(Temporary blanket of plastic around Porto’s market while it is being renovated)
After counting the tiles on the church we passed Porto’s huge produce market called Mercado do Bolhão. I mentioned in part 2 that it was being renovated. Then we passed the shop where the natas were being made in the window and arrived at Comer e Chorar Por Mais. Up until today I thought the name of the shop might be a trio of business partners something like Johnson, Mooney and O’Brien. It’s not, it’s much better, it’s literal meaning is Eating and Weeping for More. (Or the less poetic mouthwateringly delicious.)
(Comer e Chorar Por Mais for yummy food)
The shop had been around since 1916, on Saturday we would be tasting port, six month-old cheese, 18 month-old cheese and thirty-month old cheese, three different cuts of very thinly cut cured ham, three different breads and olives in garlic. Everything was absolutely amazing. They age the cheese themselves and start by coating it in paprika. The premises was only tiny but full to the brim with interesting food and drinks.
(Can you see the bottles of port on the top shelf on the left? Vintage. Vintage is my new favourite word)
The owners were very friendly and answered loads of questions in spite of also having to serve customers coming and going the whole time. While I was chewing on the Easter bread (a traditional bread filled with meats and cheeses before it’s baked, a treat at Easter after a meatless lent..) I noticed the port bottles on the top shelf. They were a similar (I mean exact) vintage to myself and over €700 a bottle. Everything in this shop appreciates age… I feel right at home.
(Another beautiful old grocery shop)
I couldn’t spend too long appreciating my vintage because we were off to Império to sample some cod fish cakes. Isabel was telling me that the Portuguese have three main food groups, meat, fish and cod. She was joking but not about the fact that they really like cod. I was thinking that sounded a bit like our love of potatoes and the Bolinhos de Bacalhau combine both cod and potatoes!
(Bolinhos de Bacalhau at Império. Very yummy)
Isabel described how her mother used to make them. First… I think the cod is cooked first, then remove all the bones. Then lay it on a cloth and fold over and roll back and forth again and again and again for a long time. This shreds the cod. Next combine with mashed potatoes, herbs and egg. Then take two teaspoons and shape into little rugby ball cakes.

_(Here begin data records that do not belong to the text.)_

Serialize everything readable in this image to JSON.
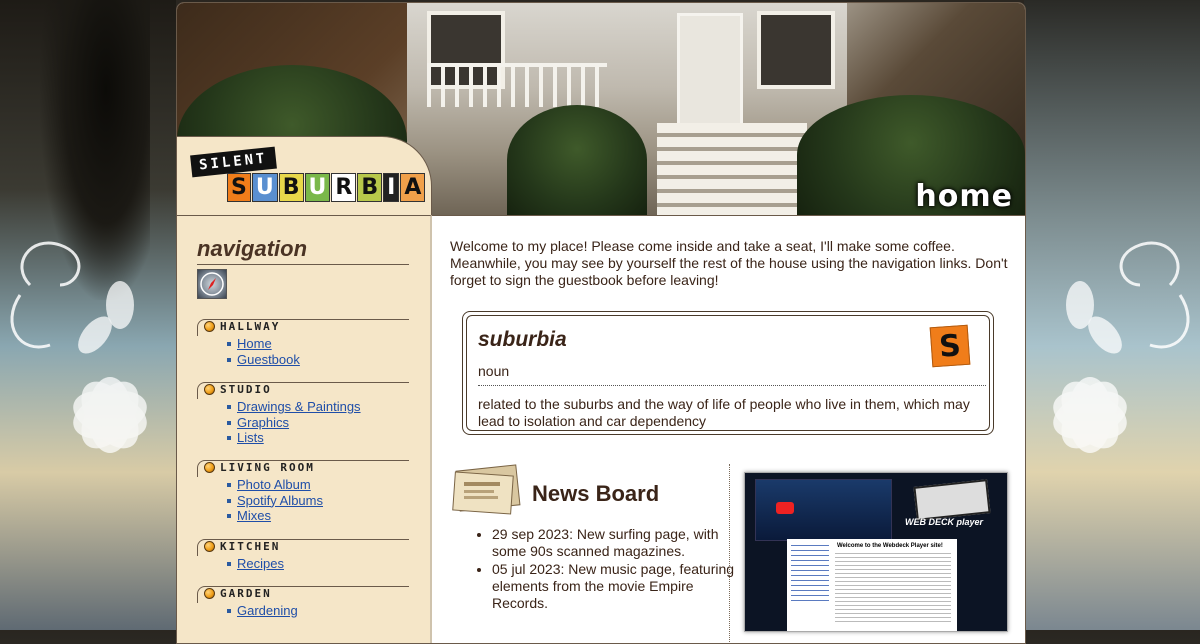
{
  "site": {
    "logo_top": "SILENT",
    "logo_letters": [
      "S",
      "U",
      "B",
      "U",
      "R",
      "B",
      "I",
      "A"
    ],
    "page_name": "home"
  },
  "sidebar": {
    "title": "navigation",
    "sections": [
      {
        "label": "HALLWAY",
        "items": [
          "Home",
          "Guestbook"
        ]
      },
      {
        "label": "STUDIO",
        "items": [
          "Drawings & Paintings",
          "Graphics",
          "Lists"
        ]
      },
      {
        "label": "LIVING ROOM",
        "items": [
          "Photo Album",
          "Spotify Albums",
          "Mixes"
        ]
      },
      {
        "label": "KITCHEN",
        "items": [
          "Recipes"
        ]
      },
      {
        "label": "GARDEN",
        "items": [
          "Gardening"
        ]
      }
    ]
  },
  "content": {
    "welcome": "Welcome to my place! Please come inside and take a seat, I'll make some coffee. Meanwhile, you may see by yourself the rest of the house using the navigation links. Don't forget to sign the guestbook before leaving!",
    "definition": {
      "word": "suburbia",
      "part_of_speech": "noun",
      "text": "related to the suburbs and the way of life of people who live in them, which may lead to isolation and car dependency",
      "icon_letter": "S"
    },
    "news": {
      "title": "News Board",
      "items": [
        "29 sep 2023: New surfing page, with some 90s scanned magazines.",
        "05 jul 2023: New music page, featuring elements from the movie Empire Records."
      ]
    },
    "screenshot": {
      "heading": "Welcome to the Webdeck Player site!",
      "brand": "WEB DECK player"
    }
  },
  "colors": {
    "sidebar_bg": "#f5e6c8",
    "link": "#1f4ea8",
    "text": "#3a2418",
    "accent_orange": "#f07d1a"
  }
}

Finally, deep fry in vegetable oil. Or you could just buy them in Império where they make the best ones and serve them with a glass of vinho verde.
More from Porto tomorrow, Mairead.